However, relying solely on exercise to lose weight poses several challenges. The first challenge includes the caloric deficit equation. An hour of moderate-intensity exercise may burn around 300-500 calories, depending on various factors such as body weight, duration, and intensity. Additionally, exercise can also stimulate hunger and increase appetite, making it more challenging to resist unhealthy food choices. Research has demonstrated that intense exercise can lead to an increase in the hunger hormone, ghrelin, while simultaneously reducing the level of the hormone responsible for suppressing appetite, leptin. This hormonal response can create a vicious cycle, making it difficult to adhere to a calorie deficit solely through exercise, without controlling nutrition habits.
Some people believe that if one were to increase the intensity and duration of their workouts, they will burn enough calories to create a calorie deficit, resulting in weight loss. While this may be true to some extent, it is important to note that relying solely on exercise to achieve weight loss goals can be a challenging and unsustainable approach. Additionally, the body is highly efficient at adapting to increased physical activity. Over time, the body becomes more efficient at performing the exercise routine, which means fewer calories are burned for the same effort. This is known as exercise adaptation, which can further impede weight loss efforts if nutrition is not addressed.
Studies have consistently shown that diet plays a more significant role in weight loss than exercise alone. In fact, numerous studies strongly support the view that changing dietary habits is fundamental for long term successful and sustainable weight loss. This is because it is much easier to consume calories than it is to burn them through physical activity.
Incorporating a balanced diet consisting of lean proteins, carbohydrates, and healthy fats (macronutrients) and one that is limited in calories will create a caloric deficit, ultimately leading to weight loss. Individuals can support their overall exercise performance and recovery by consuming nutrient-rich foods such as fruits, vegetables, nuts, whole grains, and lean proteins which promotes satiety and prevents overeating.
Another important factor to consider is the importance of post-exercise nutrition. After a workout, the body requires proper nourishment to replenish glycogen stores, repair muscles, and support recovery. Consuming a balanced meal or snack that includes adequate protein and carbohydrates can enhance the benefits of exercise and maximize weight loss. Protein consumption is particularly crucial, as it promotes muscle synthesis and boosts metabolism, helping to sustain weight loss efforts in the long run.

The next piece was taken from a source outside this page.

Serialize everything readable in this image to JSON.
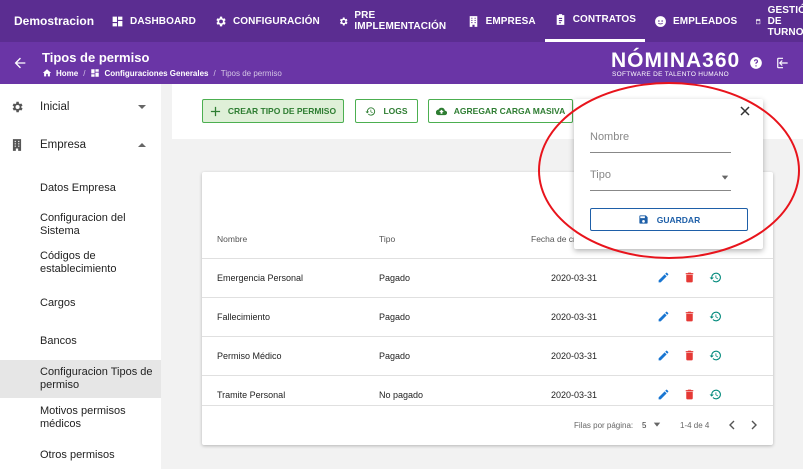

While it is possible for some individuals to lose weight solely by changing their exercise habits. It is often more efficient to address both exercise and nutrition simultaneously to achieve sustainable weight loss and optimize overall well-being.

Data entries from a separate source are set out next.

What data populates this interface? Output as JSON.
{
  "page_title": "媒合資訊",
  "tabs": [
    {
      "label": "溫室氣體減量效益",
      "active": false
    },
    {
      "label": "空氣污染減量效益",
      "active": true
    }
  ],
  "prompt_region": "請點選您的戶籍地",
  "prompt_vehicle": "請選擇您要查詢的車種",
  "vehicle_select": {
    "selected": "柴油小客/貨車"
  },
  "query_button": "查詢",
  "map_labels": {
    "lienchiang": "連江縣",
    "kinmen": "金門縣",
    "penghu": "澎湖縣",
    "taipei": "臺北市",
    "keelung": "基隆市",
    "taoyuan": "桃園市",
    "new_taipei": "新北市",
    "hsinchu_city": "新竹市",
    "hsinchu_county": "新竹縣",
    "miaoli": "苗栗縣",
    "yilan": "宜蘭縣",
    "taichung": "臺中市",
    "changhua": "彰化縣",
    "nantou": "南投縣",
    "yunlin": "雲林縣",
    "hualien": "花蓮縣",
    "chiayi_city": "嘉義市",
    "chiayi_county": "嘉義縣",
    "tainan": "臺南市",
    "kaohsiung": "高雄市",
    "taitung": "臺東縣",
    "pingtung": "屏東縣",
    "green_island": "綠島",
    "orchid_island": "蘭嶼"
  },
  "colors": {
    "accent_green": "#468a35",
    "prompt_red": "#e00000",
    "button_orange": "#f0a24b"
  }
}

It is essential to recognize that no one-size-fits-all approach exists and it is best to consult with a qualified nutritionist or healthcare provider who can provide personalized guidance for sustainable weight loss.
Ashley Jerry, MS, is a nutritionist who specializes in a variety of fields, including food sensitivities, medical conditions, and sports nutrition. Her expertise includes gut health issues, weight loss, self-image and an overall understanding of nutrition, as well as treating a diverse range of medical conditions such as high cholesterol, high blood glucose levels, obesity, pregnancy, gastrointestinal function, anxiety, depression, and overall health.